WHAT NEEDS TO BE DONE
The copy you return should hold every record below word for word and no images.

DATA SUPPLIED
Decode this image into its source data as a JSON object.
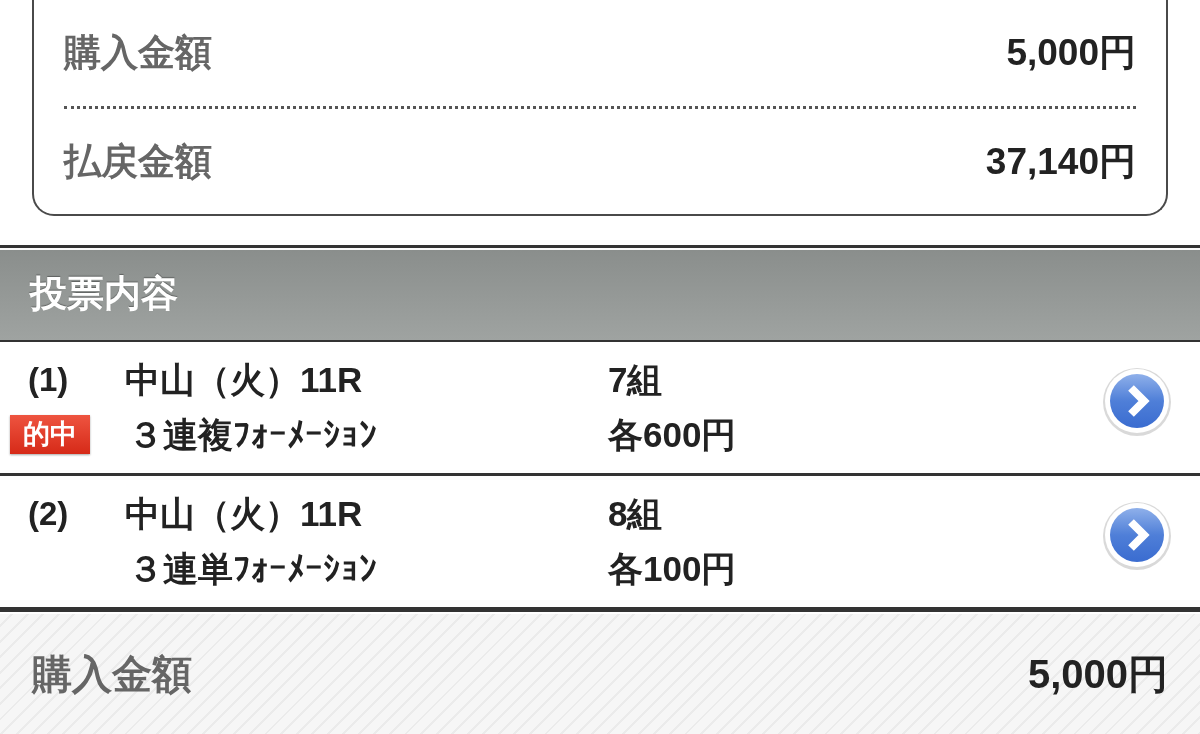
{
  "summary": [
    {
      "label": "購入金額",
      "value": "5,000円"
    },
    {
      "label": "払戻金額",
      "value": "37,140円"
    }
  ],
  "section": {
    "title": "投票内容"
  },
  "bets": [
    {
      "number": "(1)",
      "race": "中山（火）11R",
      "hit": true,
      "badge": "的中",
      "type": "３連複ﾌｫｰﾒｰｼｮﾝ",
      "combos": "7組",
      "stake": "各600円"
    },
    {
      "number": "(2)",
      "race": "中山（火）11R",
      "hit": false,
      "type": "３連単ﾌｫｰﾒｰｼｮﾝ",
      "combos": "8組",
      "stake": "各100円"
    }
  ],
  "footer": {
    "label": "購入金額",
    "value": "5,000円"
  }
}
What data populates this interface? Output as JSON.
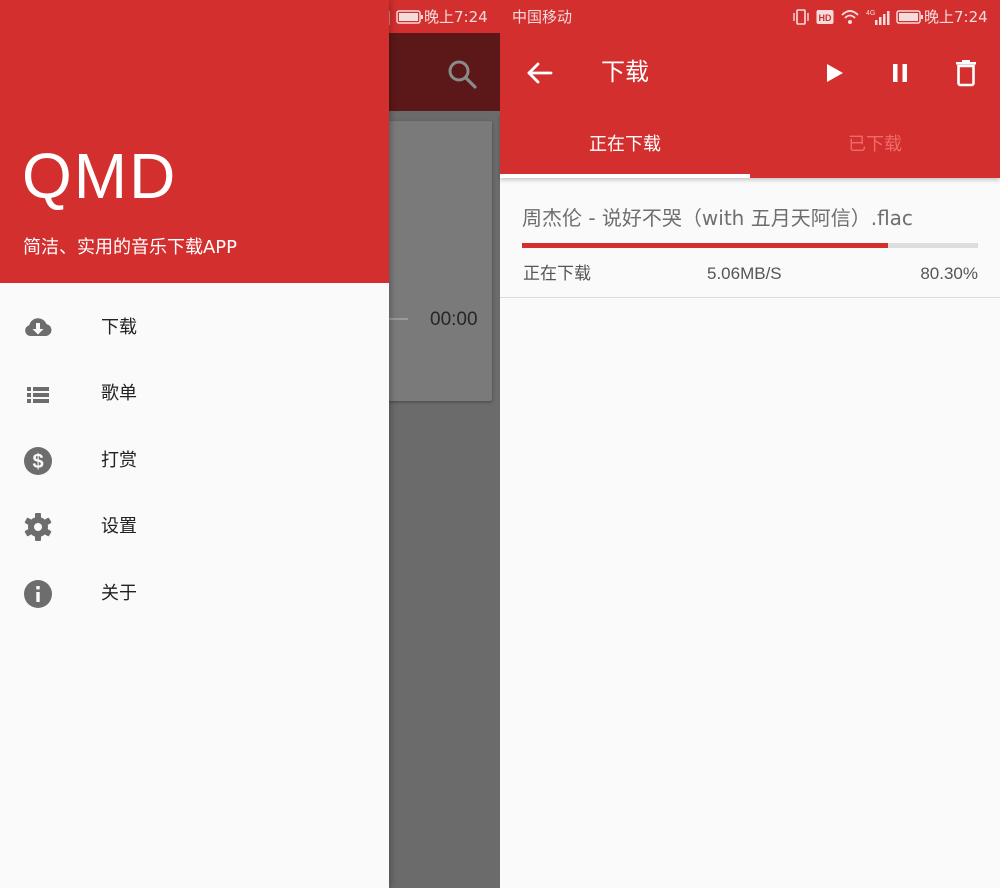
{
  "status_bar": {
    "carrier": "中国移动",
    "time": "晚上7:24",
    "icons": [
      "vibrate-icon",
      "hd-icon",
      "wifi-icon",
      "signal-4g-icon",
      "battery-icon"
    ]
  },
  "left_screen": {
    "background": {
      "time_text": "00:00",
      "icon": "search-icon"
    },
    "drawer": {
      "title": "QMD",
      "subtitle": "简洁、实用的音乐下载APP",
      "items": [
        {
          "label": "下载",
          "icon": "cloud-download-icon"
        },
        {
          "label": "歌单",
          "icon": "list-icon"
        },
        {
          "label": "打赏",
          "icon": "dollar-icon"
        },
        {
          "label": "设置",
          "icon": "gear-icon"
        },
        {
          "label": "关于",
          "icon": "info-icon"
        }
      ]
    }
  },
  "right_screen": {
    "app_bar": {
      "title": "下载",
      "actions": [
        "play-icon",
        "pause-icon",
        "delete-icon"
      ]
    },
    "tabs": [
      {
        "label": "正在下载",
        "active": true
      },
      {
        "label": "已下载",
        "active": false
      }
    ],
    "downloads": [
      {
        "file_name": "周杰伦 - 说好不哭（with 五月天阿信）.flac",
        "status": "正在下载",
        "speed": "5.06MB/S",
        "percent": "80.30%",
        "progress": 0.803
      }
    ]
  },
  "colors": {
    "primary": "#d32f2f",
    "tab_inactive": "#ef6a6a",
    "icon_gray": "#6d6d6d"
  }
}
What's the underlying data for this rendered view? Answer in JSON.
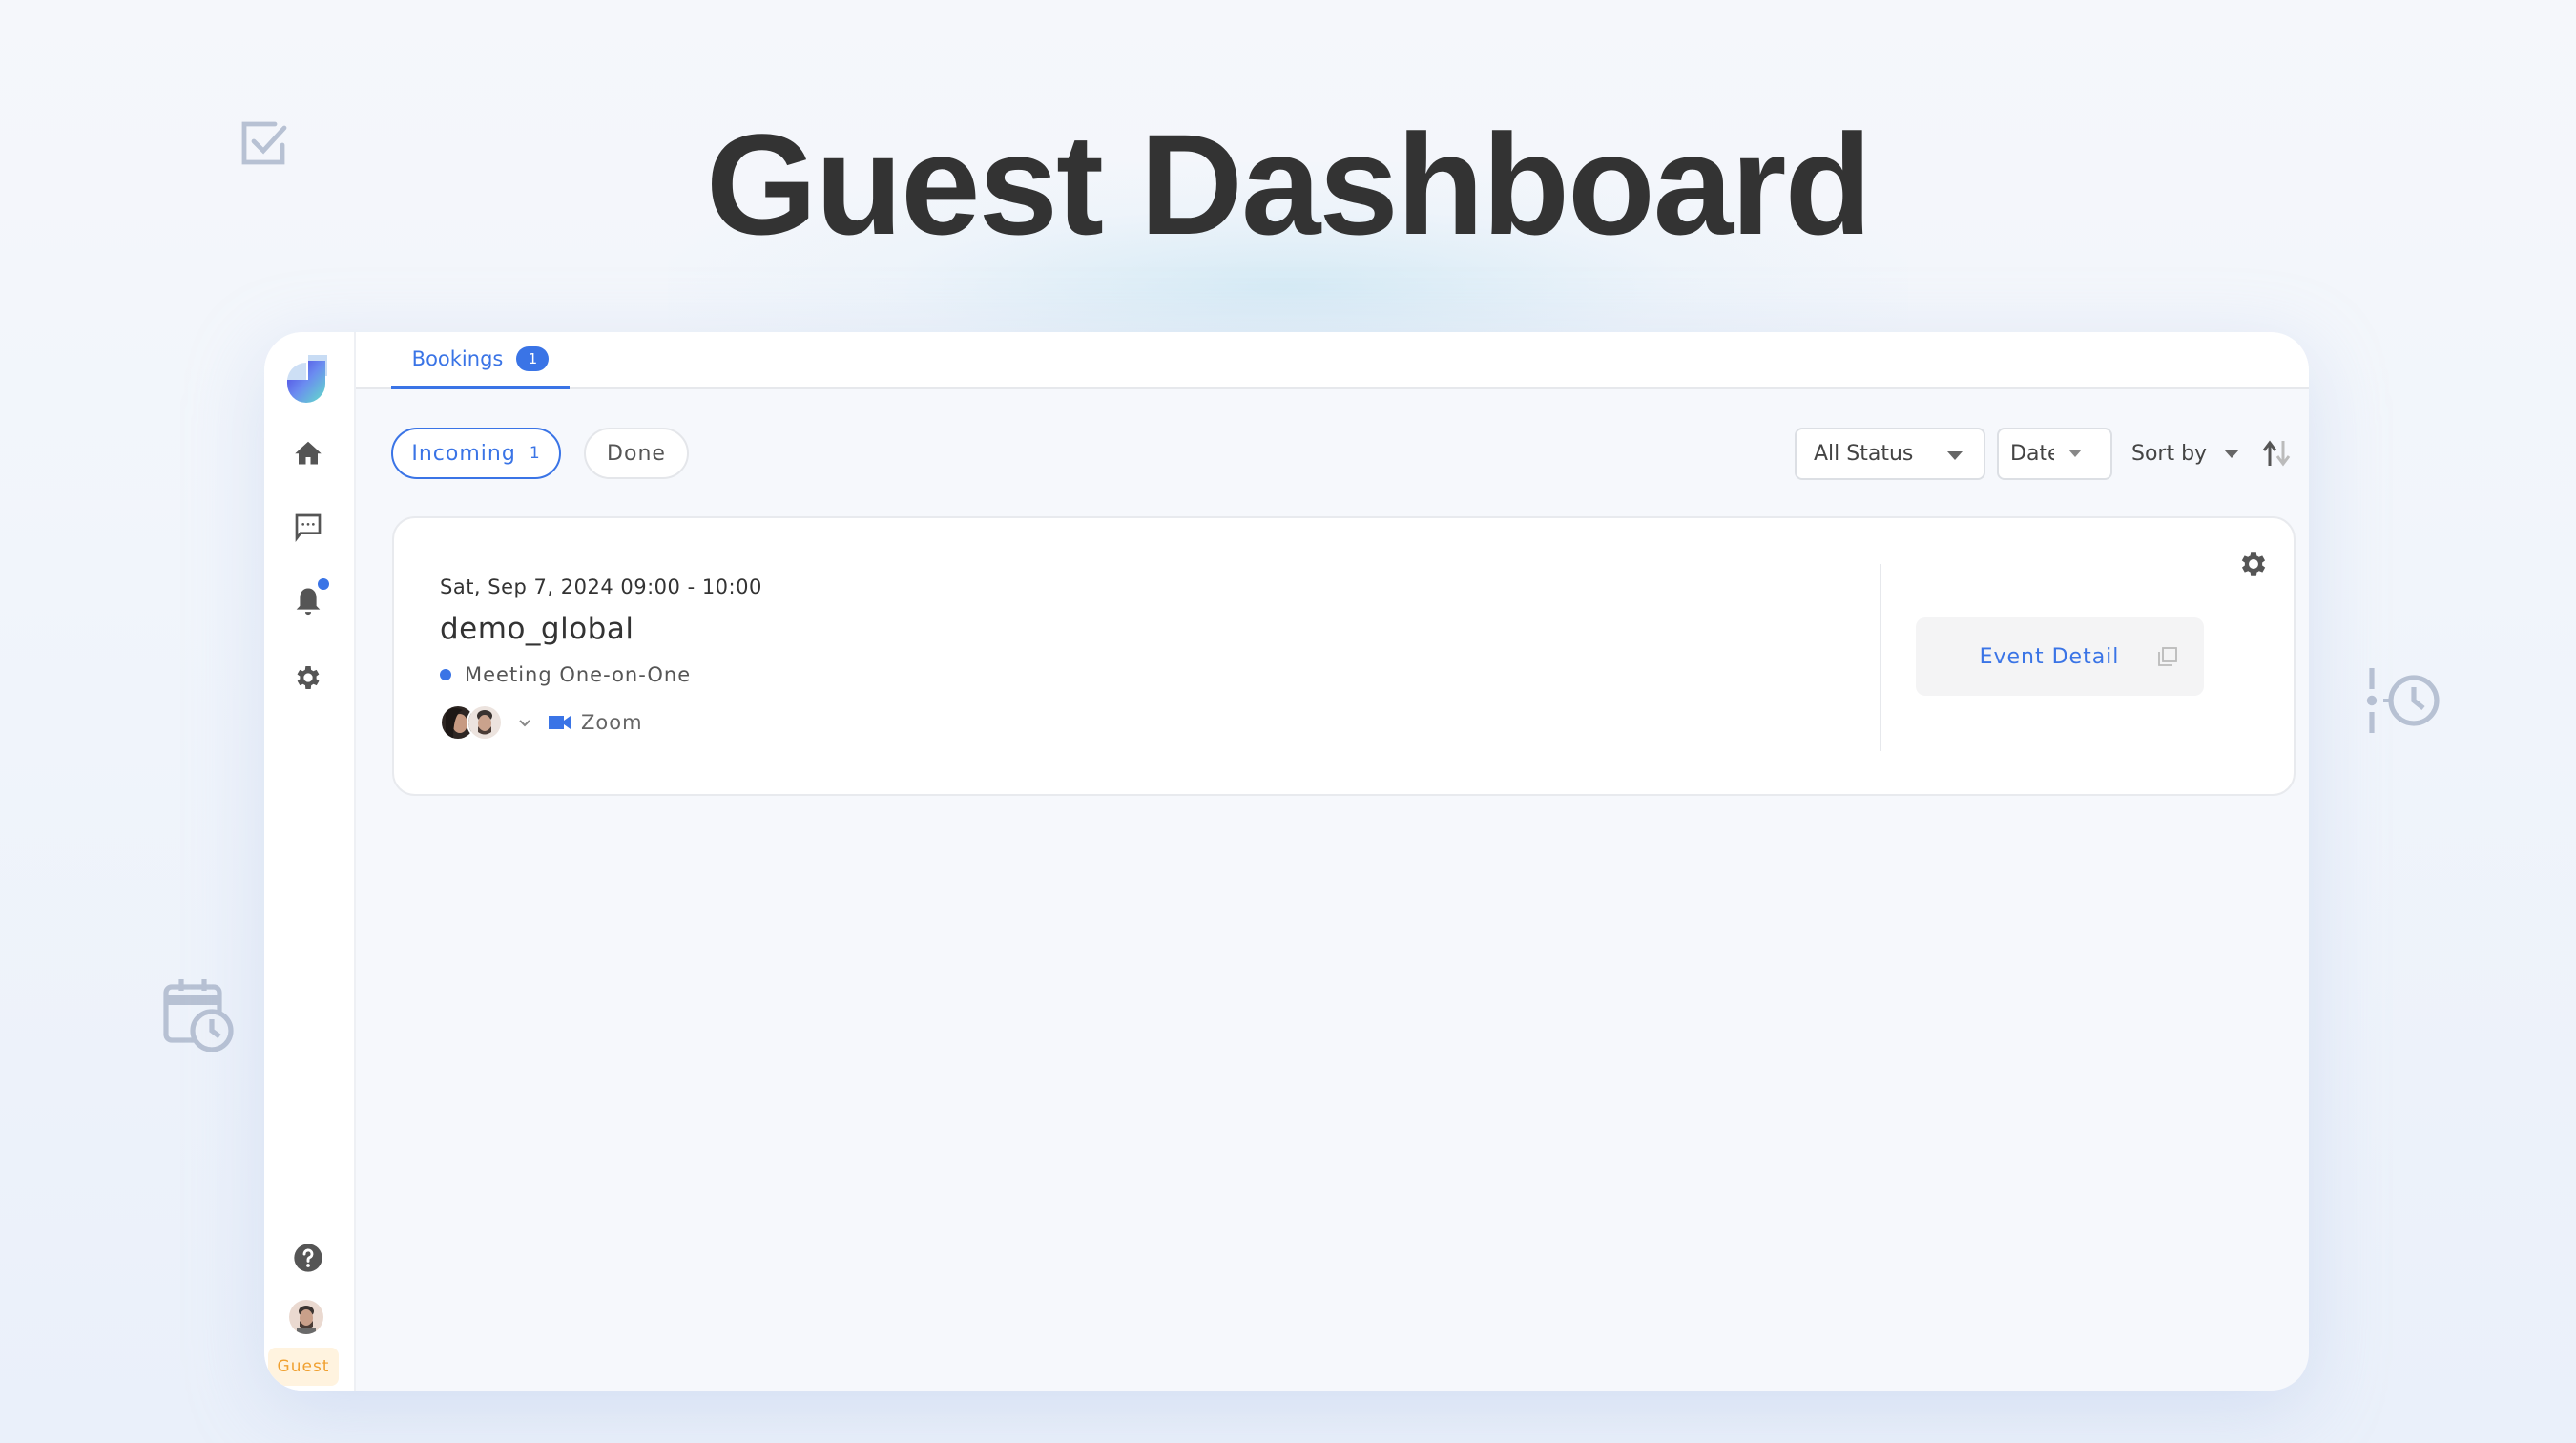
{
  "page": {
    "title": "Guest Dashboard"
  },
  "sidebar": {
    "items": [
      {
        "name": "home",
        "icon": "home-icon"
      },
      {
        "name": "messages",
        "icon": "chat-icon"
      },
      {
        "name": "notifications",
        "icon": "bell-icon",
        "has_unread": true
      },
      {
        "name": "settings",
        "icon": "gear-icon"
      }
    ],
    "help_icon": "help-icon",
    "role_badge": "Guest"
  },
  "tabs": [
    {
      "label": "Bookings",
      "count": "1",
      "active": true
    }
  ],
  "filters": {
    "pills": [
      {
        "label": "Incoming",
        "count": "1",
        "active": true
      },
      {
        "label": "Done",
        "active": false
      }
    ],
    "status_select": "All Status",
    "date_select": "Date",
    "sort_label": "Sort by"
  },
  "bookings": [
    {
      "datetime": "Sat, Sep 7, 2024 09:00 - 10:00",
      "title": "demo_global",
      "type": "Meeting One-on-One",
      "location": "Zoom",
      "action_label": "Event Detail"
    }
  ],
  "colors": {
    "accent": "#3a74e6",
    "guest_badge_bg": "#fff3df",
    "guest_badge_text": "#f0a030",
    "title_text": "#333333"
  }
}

ANSWER SPACE
Decode this image into its source data as a JSON object.
{
  "summary": [
    {
      "label": "購入金額",
      "value": "5,000円"
    },
    {
      "label": "払戻金額",
      "value": "37,140円"
    }
  ],
  "section": {
    "title": "投票内容"
  },
  "bets": [
    {
      "number": "(1)",
      "race": "中山（火）11R",
      "hit": true,
      "badge": "的中",
      "type": "３連複ﾌｫｰﾒｰｼｮﾝ",
      "combos": "7組",
      "stake": "各600円"
    },
    {
      "number": "(2)",
      "race": "中山（火）11R",
      "hit": false,
      "type": "３連単ﾌｫｰﾒｰｼｮﾝ",
      "combos": "8組",
      "stake": "各100円"
    }
  ],
  "footer": {
    "label": "購入金額",
    "value": "5,000円"
  }
}
What data populates this interface? Output as JSON.
{
  "status_bar": {
    "carrier": "中国移动",
    "time": "晚上7:24",
    "icons": [
      "vibrate-icon",
      "hd-icon",
      "wifi-icon",
      "signal-4g-icon",
      "battery-icon"
    ]
  },
  "left_screen": {
    "background": {
      "time_text": "00:00",
      "icon": "search-icon"
    },
    "drawer": {
      "title": "QMD",
      "subtitle": "简洁、实用的音乐下载APP",
      "items": [
        {
          "label": "下载",
          "icon": "cloud-download-icon"
        },
        {
          "label": "歌单",
          "icon": "list-icon"
        },
        {
          "label": "打赏",
          "icon": "dollar-icon"
        },
        {
          "label": "设置",
          "icon": "gear-icon"
        },
        {
          "label": "关于",
          "icon": "info-icon"
        }
      ]
    }
  },
  "right_screen": {
    "app_bar": {
      "title": "下载",
      "actions": [
        "play-icon",
        "pause-icon",
        "delete-icon"
      ]
    },
    "tabs": [
      {
        "label": "正在下载",
        "active": true
      },
      {
        "label": "已下载",
        "active": false
      }
    ],
    "downloads": [
      {
        "file_name": "周杰伦 - 说好不哭（with 五月天阿信）.flac",
        "status": "正在下载",
        "speed": "5.06MB/S",
        "percent": "80.30%",
        "progress": 0.803
      }
    ]
  },
  "colors": {
    "primary": "#d32f2f",
    "tab_inactive": "#ef6a6a",
    "icon_gray": "#6d6d6d"
  }
}
What's the underlying data for this rendered view? Answer in JSON.
{
  "page": {
    "title": "Guest Dashboard"
  },
  "sidebar": {
    "items": [
      {
        "name": "home",
        "icon": "home-icon"
      },
      {
        "name": "messages",
        "icon": "chat-icon"
      },
      {
        "name": "notifications",
        "icon": "bell-icon",
        "has_unread": true
      },
      {
        "name": "settings",
        "icon": "gear-icon"
      }
    ],
    "help_icon": "help-icon",
    "role_badge": "Guest"
  },
  "tabs": [
    {
      "label": "Bookings",
      "count": "1",
      "active": true
    }
  ],
  "filters": {
    "pills": [
      {
        "label": "Incoming",
        "count": "1",
        "active": true
      },
      {
        "label": "Done",
        "active": false
      }
    ],
    "status_select": "All Status",
    "date_select": "Date",
    "sort_label": "Sort by"
  },
  "bookings": [
    {
      "datetime": "Sat, Sep 7, 2024 09:00 - 10:00",
      "title": "demo_global",
      "type": "Meeting One-on-One",
      "location": "Zoom",
      "action_label": "Event Detail"
    }
  ],
  "colors": {
    "accent": "#3a74e6",
    "guest_badge_bg": "#fff3df",
    "guest_badge_text": "#f0a030",
    "title_text": "#333333"
  }
}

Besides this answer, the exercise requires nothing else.